[Website and app data records]
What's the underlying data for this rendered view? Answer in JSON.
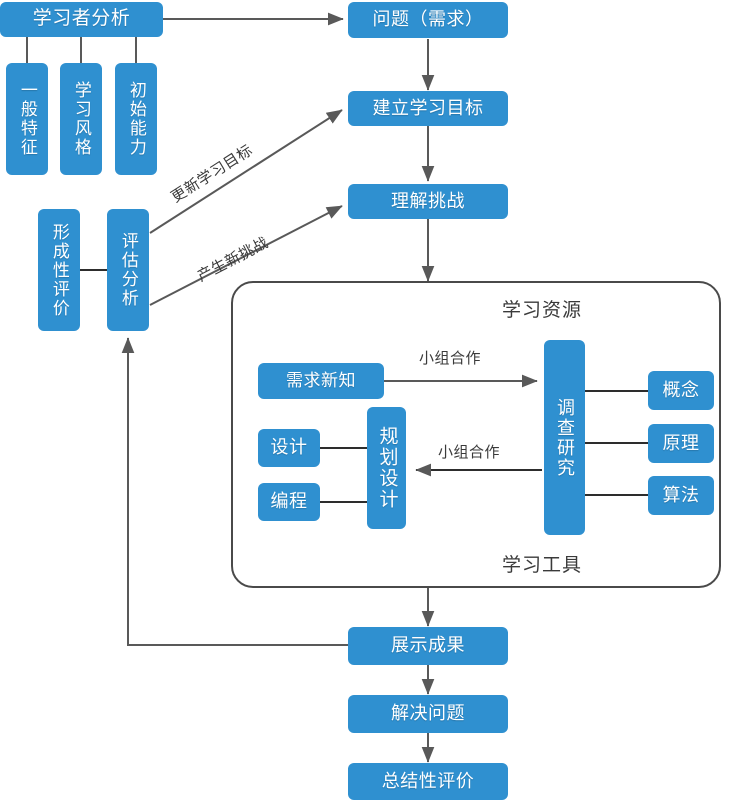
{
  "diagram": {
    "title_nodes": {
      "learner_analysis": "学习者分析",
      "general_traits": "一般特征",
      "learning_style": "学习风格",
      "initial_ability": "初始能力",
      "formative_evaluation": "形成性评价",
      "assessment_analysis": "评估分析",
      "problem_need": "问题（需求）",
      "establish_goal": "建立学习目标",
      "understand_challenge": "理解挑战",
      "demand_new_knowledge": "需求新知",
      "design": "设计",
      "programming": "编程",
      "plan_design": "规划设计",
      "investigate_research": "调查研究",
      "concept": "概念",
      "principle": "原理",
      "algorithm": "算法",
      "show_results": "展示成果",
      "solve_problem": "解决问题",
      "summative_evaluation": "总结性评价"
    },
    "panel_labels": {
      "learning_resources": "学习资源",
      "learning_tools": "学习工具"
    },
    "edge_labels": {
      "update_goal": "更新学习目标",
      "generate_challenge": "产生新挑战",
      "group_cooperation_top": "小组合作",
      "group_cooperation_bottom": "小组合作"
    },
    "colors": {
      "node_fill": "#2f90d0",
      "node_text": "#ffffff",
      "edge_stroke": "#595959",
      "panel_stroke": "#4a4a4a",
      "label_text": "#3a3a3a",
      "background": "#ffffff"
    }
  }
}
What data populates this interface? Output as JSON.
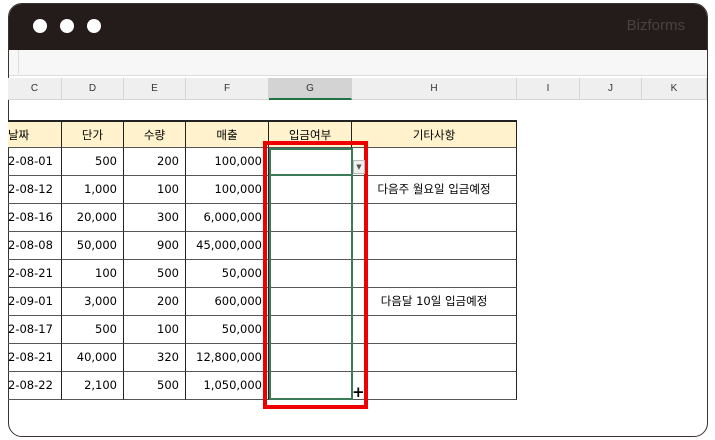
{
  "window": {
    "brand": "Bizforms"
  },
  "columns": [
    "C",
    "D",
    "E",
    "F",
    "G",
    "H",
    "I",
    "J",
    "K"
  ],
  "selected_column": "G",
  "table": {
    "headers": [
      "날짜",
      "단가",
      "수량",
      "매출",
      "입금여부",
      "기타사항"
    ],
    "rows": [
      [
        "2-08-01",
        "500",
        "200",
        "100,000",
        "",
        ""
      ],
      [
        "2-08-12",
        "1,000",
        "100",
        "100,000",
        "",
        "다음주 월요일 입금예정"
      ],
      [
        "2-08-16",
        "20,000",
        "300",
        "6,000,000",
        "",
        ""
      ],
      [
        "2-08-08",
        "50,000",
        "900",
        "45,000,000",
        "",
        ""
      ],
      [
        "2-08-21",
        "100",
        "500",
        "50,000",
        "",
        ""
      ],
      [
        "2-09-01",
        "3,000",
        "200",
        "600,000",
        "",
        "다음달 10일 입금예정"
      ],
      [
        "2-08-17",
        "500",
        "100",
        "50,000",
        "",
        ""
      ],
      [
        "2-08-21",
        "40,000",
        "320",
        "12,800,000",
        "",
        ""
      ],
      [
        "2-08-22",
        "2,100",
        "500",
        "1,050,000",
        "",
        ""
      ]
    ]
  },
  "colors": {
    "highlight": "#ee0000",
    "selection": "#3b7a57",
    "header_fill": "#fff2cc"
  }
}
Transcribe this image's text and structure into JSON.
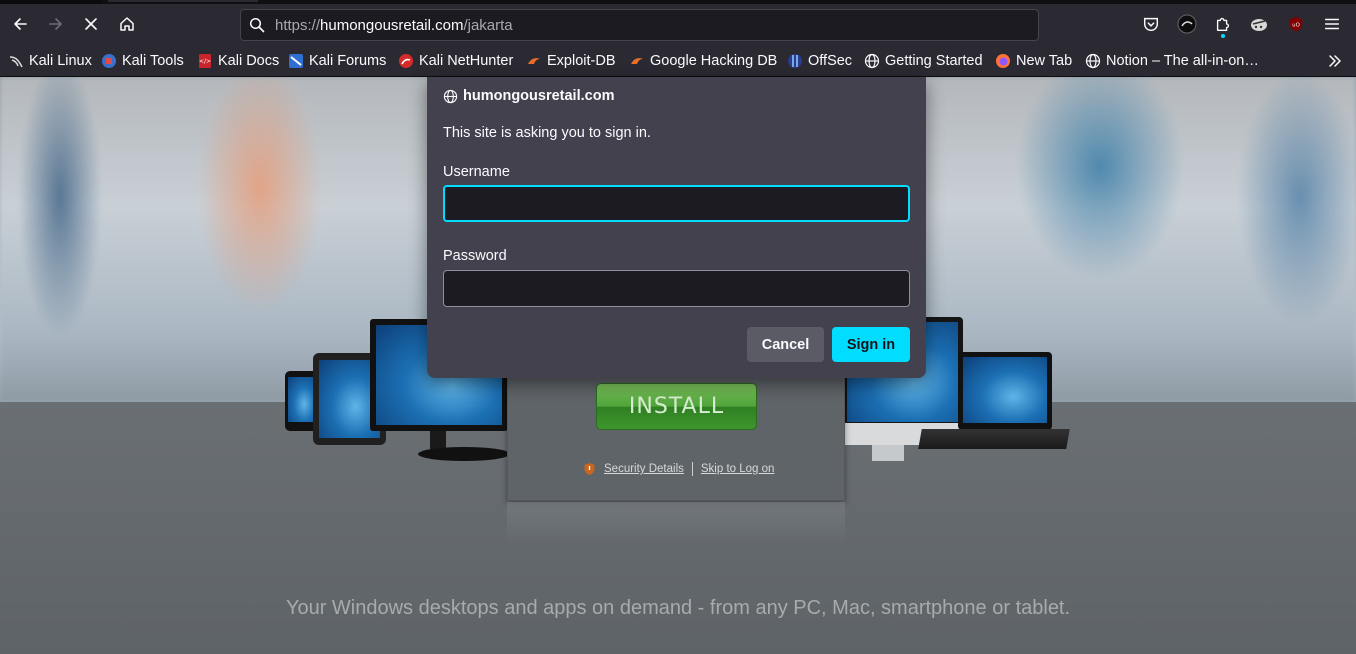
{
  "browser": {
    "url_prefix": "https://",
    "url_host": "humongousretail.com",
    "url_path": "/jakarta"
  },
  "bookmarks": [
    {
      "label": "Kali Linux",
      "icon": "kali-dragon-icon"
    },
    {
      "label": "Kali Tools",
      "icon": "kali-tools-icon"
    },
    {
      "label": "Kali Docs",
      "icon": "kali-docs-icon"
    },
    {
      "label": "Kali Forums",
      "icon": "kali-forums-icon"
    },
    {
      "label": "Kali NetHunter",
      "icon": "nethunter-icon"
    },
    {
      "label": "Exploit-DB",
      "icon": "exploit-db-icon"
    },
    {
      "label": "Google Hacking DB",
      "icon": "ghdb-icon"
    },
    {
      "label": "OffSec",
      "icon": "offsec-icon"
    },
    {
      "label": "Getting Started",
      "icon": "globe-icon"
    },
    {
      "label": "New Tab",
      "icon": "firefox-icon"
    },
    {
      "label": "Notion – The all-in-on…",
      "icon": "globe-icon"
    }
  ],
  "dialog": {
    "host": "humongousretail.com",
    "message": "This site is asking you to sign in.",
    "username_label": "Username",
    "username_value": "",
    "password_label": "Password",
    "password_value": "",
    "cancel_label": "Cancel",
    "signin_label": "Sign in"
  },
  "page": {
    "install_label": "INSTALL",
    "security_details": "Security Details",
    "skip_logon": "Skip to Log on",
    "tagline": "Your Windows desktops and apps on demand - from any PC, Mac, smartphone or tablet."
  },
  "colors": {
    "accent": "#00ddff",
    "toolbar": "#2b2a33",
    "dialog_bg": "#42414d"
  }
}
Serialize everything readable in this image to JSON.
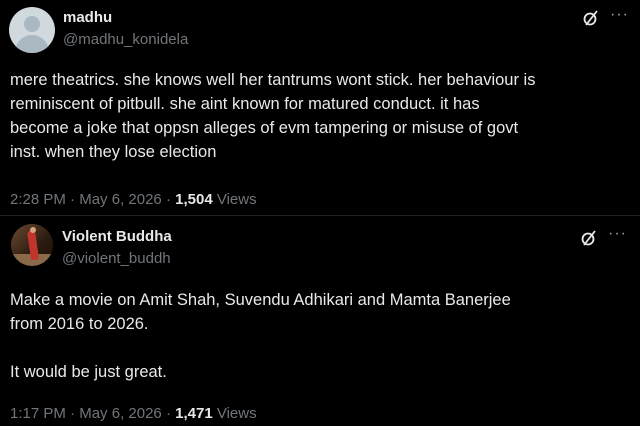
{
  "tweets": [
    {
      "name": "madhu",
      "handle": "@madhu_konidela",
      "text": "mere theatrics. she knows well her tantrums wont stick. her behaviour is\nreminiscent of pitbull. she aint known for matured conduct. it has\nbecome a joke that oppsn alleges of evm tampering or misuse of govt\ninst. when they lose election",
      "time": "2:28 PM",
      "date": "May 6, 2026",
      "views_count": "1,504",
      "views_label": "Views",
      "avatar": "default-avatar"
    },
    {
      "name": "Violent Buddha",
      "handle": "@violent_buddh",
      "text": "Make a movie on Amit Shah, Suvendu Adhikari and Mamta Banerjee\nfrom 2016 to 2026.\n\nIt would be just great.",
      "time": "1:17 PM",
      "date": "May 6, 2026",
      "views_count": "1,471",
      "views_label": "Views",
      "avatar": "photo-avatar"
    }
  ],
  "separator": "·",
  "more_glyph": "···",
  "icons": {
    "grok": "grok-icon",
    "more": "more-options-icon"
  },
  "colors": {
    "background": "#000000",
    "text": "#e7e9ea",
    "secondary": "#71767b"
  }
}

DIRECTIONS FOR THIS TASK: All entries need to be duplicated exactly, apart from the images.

RESPONSE:
What's the underlying data for this rendered view? Answer in JSON.
{
  "diagram": {
    "title_nodes": {
      "learner_analysis": "学习者分析",
      "general_traits": "一般特征",
      "learning_style": "学习风格",
      "initial_ability": "初始能力",
      "formative_evaluation": "形成性评价",
      "assessment_analysis": "评估分析",
      "problem_need": "问题（需求）",
      "establish_goal": "建立学习目标",
      "understand_challenge": "理解挑战",
      "demand_new_knowledge": "需求新知",
      "design": "设计",
      "programming": "编程",
      "plan_design": "规划设计",
      "investigate_research": "调查研究",
      "concept": "概念",
      "principle": "原理",
      "algorithm": "算法",
      "show_results": "展示成果",
      "solve_problem": "解决问题",
      "summative_evaluation": "总结性评价"
    },
    "panel_labels": {
      "learning_resources": "学习资源",
      "learning_tools": "学习工具"
    },
    "edge_labels": {
      "update_goal": "更新学习目标",
      "generate_challenge": "产生新挑战",
      "group_cooperation_top": "小组合作",
      "group_cooperation_bottom": "小组合作"
    },
    "colors": {
      "node_fill": "#2f90d0",
      "node_text": "#ffffff",
      "edge_stroke": "#595959",
      "panel_stroke": "#4a4a4a",
      "label_text": "#3a3a3a",
      "background": "#ffffff"
    }
  }
}
What data populates this interface? Output as JSON.
{
  "window": {
    "brand": "Bizforms"
  },
  "columns": [
    "C",
    "D",
    "E",
    "F",
    "G",
    "H",
    "I",
    "J",
    "K"
  ],
  "selected_column": "G",
  "table": {
    "headers": [
      "날짜",
      "단가",
      "수량",
      "매출",
      "입금여부",
      "기타사항"
    ],
    "rows": [
      [
        "2-08-01",
        "500",
        "200",
        "100,000",
        "",
        ""
      ],
      [
        "2-08-12",
        "1,000",
        "100",
        "100,000",
        "",
        "다음주 월요일 입금예정"
      ],
      [
        "2-08-16",
        "20,000",
        "300",
        "6,000,000",
        "",
        ""
      ],
      [
        "2-08-08",
        "50,000",
        "900",
        "45,000,000",
        "",
        ""
      ],
      [
        "2-08-21",
        "100",
        "500",
        "50,000",
        "",
        ""
      ],
      [
        "2-09-01",
        "3,000",
        "200",
        "600,000",
        "",
        "다음달 10일 입금예정"
      ],
      [
        "2-08-17",
        "500",
        "100",
        "50,000",
        "",
        ""
      ],
      [
        "2-08-21",
        "40,000",
        "320",
        "12,800,000",
        "",
        ""
      ],
      [
        "2-08-22",
        "2,100",
        "500",
        "1,050,000",
        "",
        ""
      ]
    ]
  },
  "colors": {
    "highlight": "#ee0000",
    "selection": "#3b7a57",
    "header_fill": "#fff2cc"
  }
}
Transcribe this image's text and structure into JSON.
{
  "browser": {
    "url_prefix": "https://",
    "url_host": "humongousretail.com",
    "url_path": "/jakarta"
  },
  "bookmarks": [
    {
      "label": "Kali Linux",
      "icon": "kali-dragon-icon"
    },
    {
      "label": "Kali Tools",
      "icon": "kali-tools-icon"
    },
    {
      "label": "Kali Docs",
      "icon": "kali-docs-icon"
    },
    {
      "label": "Kali Forums",
      "icon": "kali-forums-icon"
    },
    {
      "label": "Kali NetHunter",
      "icon": "nethunter-icon"
    },
    {
      "label": "Exploit-DB",
      "icon": "exploit-db-icon"
    },
    {
      "label": "Google Hacking DB",
      "icon": "ghdb-icon"
    },
    {
      "label": "OffSec",
      "icon": "offsec-icon"
    },
    {
      "label": "Getting Started",
      "icon": "globe-icon"
    },
    {
      "label": "New Tab",
      "icon": "firefox-icon"
    },
    {
      "label": "Notion – The all-in-on…",
      "icon": "globe-icon"
    }
  ],
  "dialog": {
    "host": "humongousretail.com",
    "message": "This site is asking you to sign in.",
    "username_label": "Username",
    "username_value": "",
    "password_label": "Password",
    "password_value": "",
    "cancel_label": "Cancel",
    "signin_label": "Sign in"
  },
  "page": {
    "install_label": "INSTALL",
    "security_details": "Security Details",
    "skip_logon": "Skip to Log on",
    "tagline": "Your Windows desktops and apps on demand - from any PC, Mac, smartphone or tablet."
  },
  "colors": {
    "accent": "#00ddff",
    "toolbar": "#2b2a33",
    "dialog_bg": "#42414d"
  }
}
Serialize everything readable in this image to JSON.
{
  "tweets": [
    {
      "name": "madhu",
      "handle": "@madhu_konidela",
      "text": "mere theatrics. she knows well her tantrums wont stick. her behaviour is\nreminiscent of pitbull. she aint known for matured conduct. it has\nbecome a joke that oppsn alleges of evm tampering or misuse of govt\ninst. when they lose election",
      "time": "2:28 PM",
      "date": "May 6, 2026",
      "views_count": "1,504",
      "views_label": "Views",
      "avatar": "default-avatar"
    },
    {
      "name": "Violent Buddha",
      "handle": "@violent_buddh",
      "text": "Make a movie on Amit Shah, Suvendu Adhikari and Mamta Banerjee\nfrom 2016 to 2026.\n\nIt would be just great.",
      "time": "1:17 PM",
      "date": "May 6, 2026",
      "views_count": "1,471",
      "views_label": "Views",
      "avatar": "photo-avatar"
    }
  ],
  "separator": "·",
  "more_glyph": "···",
  "icons": {
    "grok": "grok-icon",
    "more": "more-options-icon"
  },
  "colors": {
    "background": "#000000",
    "text": "#e7e9ea",
    "secondary": "#71767b"
  }
}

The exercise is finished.